Why There’s a ‘Biting Commercial Imperative’ to Manage Upstream Assets
Effective corrosion management techniques are essential for the upstream oil and gas industry. The National Association of Corrosion Engineers (NACE) estimates that the problem costs the United States alone $270 billion (£177 billion) per year and government studies suggest that the direct cost of corrosion equates to 3 to 4 percent of the GDP of industrialised nations.
The current economic climate means that the upstream oil and gas industry cannot afford to deal with the loss of earnings, and potentially costly compensation, following a shut down or leak due to corrosion.
Higher levels of acidity in crude oils on the market today also makes corrosion management an integral part of refining as well, making the process a priority across the whole industry.
April 24th 2010 represented the first world corrosion day, as NACE served to highlight the importance of understanding that corrosion management is an issue that should be considered at all times by the upstream oil and gas industry.
"In the public, industry and government, the term ‘corrosion’ is usually recognised only if spectacular damage occurs as a result of corrosion attack, sometimes in dramatic form of a bridge collapse or a pipeline leak or explosion.
"Thus, there is a significant need for increased awareness of corrosion as a phenomenon and as a risk," the organisation explained.
Asset Integrity in the Upstream Oil and Gas Industry
Asset integrity should be one of the first priorities for the upstream oil and gasindustry, which is seeing falling levels of investment, according to Brent Fraser, upstream lead account executive, Shell Global Solutions (Malaysia).
"The consequences of failing to maintain assets can be significant. One study suggests that the cost of corrosion for the US oil and gas sector is in the order of $1.3 billion a year–and that says nothing about less tangible costs that a business may experience," Fraser explained.
Shell highlighted that there is a "biting commercial imperative" for companies in the upstream oil and gas industry to work with their existing fields which are approaching maturing and effectively manage their upstream assets.
It is for this reason that Shell implemented a detail system for regularly inspecting assets and the status of equipment–the focused asset integrity review (FAIR).
Technological advancements mean that corrosion management techniques are likely to move on in the 20 years that an oil field or gas reserve is fit for extraction.
Retrofitting devices is one way for the upstream oil and gas industry to keep up to date. A collaboration between FORCES technology and Deepwater Corrosion services earlier this year aims to increase innovation in this area, including advancements in cathodic protection—which is used with or without coating to protect subsea metals.
An example of when the companies' expertise has been put into action includes when FORCES technology was called in to inspect and retrofit the cathodic protection systems on the Tartan and Scapa fields owned by Talisman energy.

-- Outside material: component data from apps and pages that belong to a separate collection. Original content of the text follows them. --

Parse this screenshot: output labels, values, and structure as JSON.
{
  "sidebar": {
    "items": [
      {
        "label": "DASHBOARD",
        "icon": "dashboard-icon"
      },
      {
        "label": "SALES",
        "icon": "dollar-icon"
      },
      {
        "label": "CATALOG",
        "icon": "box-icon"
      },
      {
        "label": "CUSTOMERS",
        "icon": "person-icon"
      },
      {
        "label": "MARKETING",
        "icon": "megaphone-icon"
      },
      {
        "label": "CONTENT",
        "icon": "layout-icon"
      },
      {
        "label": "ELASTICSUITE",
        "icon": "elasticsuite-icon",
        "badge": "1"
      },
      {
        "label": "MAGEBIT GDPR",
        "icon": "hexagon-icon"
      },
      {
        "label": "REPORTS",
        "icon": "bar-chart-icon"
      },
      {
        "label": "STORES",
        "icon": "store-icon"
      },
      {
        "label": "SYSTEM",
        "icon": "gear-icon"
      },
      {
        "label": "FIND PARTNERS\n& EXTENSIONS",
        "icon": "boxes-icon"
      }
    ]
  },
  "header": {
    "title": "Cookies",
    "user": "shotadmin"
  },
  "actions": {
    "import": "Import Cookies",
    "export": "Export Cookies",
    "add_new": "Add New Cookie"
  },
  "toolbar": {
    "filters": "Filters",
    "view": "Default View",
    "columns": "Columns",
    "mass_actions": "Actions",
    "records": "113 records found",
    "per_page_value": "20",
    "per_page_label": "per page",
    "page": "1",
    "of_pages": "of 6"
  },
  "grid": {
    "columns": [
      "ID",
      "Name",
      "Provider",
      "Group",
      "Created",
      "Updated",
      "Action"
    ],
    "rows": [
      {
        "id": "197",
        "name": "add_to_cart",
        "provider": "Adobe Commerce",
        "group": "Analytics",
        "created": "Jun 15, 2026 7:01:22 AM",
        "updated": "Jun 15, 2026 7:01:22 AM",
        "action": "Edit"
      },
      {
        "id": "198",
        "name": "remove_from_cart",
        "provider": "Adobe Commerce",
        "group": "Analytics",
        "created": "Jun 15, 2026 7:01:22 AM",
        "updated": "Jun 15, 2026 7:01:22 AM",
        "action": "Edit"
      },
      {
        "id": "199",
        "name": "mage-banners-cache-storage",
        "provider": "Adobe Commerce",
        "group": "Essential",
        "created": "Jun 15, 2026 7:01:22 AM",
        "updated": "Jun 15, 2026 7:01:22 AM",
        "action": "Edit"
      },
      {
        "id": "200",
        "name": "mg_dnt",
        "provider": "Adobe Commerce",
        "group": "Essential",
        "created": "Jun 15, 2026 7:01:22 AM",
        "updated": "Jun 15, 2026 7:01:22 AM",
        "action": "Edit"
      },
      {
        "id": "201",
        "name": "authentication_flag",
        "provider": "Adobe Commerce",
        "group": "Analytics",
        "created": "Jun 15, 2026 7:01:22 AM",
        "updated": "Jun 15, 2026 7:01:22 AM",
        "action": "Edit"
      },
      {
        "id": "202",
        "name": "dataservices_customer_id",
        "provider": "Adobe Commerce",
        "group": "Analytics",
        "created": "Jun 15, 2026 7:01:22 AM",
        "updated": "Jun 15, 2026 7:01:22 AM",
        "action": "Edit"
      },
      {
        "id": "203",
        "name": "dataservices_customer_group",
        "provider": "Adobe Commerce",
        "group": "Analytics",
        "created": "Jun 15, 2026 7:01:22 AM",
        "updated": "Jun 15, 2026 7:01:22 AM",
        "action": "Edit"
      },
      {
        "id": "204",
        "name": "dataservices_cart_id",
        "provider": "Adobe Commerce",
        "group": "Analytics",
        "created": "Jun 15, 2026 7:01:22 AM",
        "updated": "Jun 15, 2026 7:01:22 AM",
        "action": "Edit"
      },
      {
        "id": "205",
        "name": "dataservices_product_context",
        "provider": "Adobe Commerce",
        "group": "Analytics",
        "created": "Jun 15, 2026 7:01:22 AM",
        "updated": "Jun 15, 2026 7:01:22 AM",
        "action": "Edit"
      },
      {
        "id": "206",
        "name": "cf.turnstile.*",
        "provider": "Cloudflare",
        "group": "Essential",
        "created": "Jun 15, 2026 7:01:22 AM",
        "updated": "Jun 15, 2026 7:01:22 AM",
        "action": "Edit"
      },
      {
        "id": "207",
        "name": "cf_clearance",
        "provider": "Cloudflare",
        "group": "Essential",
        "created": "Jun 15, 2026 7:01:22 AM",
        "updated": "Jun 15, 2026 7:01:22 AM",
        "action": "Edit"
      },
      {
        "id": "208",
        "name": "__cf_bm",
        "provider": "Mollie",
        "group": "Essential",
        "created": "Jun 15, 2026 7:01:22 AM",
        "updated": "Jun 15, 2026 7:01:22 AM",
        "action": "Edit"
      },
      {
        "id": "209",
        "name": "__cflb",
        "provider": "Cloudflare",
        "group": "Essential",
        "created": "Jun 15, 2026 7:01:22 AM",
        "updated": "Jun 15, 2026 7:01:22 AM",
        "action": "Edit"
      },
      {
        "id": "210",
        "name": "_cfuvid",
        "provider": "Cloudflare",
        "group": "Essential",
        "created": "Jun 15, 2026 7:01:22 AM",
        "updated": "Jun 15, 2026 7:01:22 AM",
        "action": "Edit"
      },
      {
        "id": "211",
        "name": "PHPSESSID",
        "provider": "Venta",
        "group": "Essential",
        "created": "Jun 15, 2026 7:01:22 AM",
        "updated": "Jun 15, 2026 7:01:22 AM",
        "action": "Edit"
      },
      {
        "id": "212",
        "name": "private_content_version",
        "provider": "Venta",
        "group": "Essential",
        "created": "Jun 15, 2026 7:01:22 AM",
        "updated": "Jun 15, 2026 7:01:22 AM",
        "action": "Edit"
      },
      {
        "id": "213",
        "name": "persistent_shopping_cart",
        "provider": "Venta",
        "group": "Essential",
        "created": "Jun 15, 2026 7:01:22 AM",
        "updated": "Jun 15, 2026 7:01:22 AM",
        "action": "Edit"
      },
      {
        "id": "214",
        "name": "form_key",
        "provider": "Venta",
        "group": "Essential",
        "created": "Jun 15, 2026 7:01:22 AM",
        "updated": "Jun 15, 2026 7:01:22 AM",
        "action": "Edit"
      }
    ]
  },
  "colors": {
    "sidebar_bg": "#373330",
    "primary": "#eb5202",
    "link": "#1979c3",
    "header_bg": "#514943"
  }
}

Using the Seacorr system, an advanced computer programme designed for modelling and design of offshore cathodic protection, the company was able to establish the need for retrofitting of anodes and/or impressed current and optimise the retrofit designs.
Torbjorn Sotberg, market director of FORCE Technology Norway, commented that the partnership will allow "projects to be managed effectively in a seamless way."
"Already in this initiation phase of the collaboration we see great interest from several offshore oil and gas producers," Sotberg added.
Technology which is being developed for the upstream oil and gas industry by the pair includes Subsea Cathodic Protection Monitoring Systems, a RetroClamp Subsea Clamping System and a Cathodic Protection Stabilization Mattress.